• About this exercise: Read the records and gather each line that includes "coolbuild".

══════════

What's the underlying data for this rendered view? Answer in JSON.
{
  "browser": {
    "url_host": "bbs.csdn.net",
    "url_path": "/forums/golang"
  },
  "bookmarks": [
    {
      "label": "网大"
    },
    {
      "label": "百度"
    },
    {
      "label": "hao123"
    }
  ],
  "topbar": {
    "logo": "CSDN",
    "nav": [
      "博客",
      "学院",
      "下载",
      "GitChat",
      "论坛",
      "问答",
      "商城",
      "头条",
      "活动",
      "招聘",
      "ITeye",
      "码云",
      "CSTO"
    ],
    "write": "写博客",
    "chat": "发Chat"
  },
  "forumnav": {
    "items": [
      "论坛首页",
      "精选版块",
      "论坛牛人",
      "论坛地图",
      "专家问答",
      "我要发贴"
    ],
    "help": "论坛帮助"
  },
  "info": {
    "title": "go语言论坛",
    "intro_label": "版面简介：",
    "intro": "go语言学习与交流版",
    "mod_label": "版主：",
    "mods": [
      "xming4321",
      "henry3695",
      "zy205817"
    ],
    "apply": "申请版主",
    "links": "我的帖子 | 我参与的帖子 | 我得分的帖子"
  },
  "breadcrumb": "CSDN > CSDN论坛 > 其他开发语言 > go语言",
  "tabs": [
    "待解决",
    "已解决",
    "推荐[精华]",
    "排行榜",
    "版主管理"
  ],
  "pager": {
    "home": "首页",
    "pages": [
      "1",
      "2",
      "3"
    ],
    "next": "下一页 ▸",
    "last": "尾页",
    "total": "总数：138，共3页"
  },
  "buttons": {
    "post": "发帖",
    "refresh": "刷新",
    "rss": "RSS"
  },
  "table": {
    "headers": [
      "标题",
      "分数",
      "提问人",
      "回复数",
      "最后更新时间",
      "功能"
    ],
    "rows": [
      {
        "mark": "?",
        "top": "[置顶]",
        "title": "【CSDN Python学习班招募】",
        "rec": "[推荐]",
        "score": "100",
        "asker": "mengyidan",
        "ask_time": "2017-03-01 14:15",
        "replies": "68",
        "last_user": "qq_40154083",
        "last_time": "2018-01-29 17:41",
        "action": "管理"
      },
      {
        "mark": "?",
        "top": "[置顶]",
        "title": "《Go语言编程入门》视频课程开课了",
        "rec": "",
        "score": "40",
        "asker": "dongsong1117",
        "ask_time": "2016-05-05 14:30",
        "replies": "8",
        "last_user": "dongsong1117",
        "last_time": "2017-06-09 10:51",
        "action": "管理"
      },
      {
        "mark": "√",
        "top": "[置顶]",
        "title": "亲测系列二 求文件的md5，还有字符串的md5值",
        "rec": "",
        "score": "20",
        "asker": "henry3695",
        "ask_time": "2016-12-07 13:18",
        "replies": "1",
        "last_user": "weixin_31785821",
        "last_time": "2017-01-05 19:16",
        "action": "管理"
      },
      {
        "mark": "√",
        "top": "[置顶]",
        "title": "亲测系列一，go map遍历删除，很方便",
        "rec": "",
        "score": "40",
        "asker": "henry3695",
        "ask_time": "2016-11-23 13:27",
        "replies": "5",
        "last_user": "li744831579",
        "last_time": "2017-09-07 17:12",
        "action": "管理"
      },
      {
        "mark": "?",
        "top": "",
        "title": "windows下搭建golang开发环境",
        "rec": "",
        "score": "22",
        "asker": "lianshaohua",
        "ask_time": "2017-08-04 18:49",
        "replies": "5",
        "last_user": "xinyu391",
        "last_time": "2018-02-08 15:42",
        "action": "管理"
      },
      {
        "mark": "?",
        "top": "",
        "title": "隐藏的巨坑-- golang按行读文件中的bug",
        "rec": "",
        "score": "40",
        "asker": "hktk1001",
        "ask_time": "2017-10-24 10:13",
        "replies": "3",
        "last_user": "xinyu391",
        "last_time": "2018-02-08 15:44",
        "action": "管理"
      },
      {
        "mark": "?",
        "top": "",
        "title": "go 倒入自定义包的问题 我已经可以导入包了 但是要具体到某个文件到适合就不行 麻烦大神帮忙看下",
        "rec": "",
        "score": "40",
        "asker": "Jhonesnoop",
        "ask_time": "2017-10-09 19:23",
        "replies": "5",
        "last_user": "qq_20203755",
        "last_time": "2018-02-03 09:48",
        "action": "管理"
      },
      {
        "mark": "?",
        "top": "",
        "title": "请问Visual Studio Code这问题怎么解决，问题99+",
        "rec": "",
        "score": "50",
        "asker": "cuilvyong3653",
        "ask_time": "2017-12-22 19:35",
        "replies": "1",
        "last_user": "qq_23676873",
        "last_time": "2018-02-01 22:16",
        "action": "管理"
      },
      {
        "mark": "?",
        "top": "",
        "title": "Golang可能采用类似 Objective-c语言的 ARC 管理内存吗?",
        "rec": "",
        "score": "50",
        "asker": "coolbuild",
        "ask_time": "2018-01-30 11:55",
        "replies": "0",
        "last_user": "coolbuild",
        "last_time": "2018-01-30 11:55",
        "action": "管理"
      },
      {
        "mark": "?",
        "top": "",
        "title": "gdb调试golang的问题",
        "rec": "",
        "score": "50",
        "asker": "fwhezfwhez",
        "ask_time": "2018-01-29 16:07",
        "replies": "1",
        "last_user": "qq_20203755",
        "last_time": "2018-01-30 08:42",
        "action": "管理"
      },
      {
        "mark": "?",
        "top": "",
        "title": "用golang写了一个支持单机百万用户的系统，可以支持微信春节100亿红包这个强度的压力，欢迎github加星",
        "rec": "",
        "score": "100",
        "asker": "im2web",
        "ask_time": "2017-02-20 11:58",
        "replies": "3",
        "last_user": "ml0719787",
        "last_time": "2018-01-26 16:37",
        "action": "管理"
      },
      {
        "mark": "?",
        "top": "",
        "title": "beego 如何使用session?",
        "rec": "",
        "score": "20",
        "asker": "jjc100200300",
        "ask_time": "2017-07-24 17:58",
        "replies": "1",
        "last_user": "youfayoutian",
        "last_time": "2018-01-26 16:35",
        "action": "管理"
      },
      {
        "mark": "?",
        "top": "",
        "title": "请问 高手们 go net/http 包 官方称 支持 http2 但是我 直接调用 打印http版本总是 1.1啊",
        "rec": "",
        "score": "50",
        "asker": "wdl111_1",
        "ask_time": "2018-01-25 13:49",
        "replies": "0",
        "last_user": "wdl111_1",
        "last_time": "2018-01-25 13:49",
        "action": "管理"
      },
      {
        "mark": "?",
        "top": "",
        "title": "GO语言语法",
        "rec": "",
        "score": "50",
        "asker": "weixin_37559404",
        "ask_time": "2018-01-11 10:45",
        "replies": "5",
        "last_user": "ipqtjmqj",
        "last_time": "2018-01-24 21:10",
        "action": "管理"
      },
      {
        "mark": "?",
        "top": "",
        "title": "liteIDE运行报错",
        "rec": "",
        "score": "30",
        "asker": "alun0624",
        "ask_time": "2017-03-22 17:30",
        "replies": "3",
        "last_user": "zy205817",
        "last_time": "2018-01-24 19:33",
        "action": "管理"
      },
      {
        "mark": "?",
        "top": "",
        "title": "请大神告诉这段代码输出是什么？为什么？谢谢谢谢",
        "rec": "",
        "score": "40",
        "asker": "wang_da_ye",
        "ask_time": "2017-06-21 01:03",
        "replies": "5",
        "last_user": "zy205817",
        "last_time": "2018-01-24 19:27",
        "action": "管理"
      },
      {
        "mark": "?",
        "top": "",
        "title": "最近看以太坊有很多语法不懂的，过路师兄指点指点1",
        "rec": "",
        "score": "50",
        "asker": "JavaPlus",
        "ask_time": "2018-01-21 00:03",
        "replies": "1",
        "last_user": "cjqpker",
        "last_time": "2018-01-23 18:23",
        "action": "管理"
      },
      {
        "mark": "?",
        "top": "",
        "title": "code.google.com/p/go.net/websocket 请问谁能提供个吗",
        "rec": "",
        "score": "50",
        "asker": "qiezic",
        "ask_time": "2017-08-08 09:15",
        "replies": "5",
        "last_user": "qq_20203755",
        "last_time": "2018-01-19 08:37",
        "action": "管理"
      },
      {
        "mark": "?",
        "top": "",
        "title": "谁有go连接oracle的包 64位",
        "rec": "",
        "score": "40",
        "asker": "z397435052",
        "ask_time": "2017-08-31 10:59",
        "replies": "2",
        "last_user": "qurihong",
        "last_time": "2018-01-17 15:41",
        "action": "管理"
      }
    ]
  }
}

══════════

• Task result:
        "asker": "coolbuild",
        "last_user": "coolbuild",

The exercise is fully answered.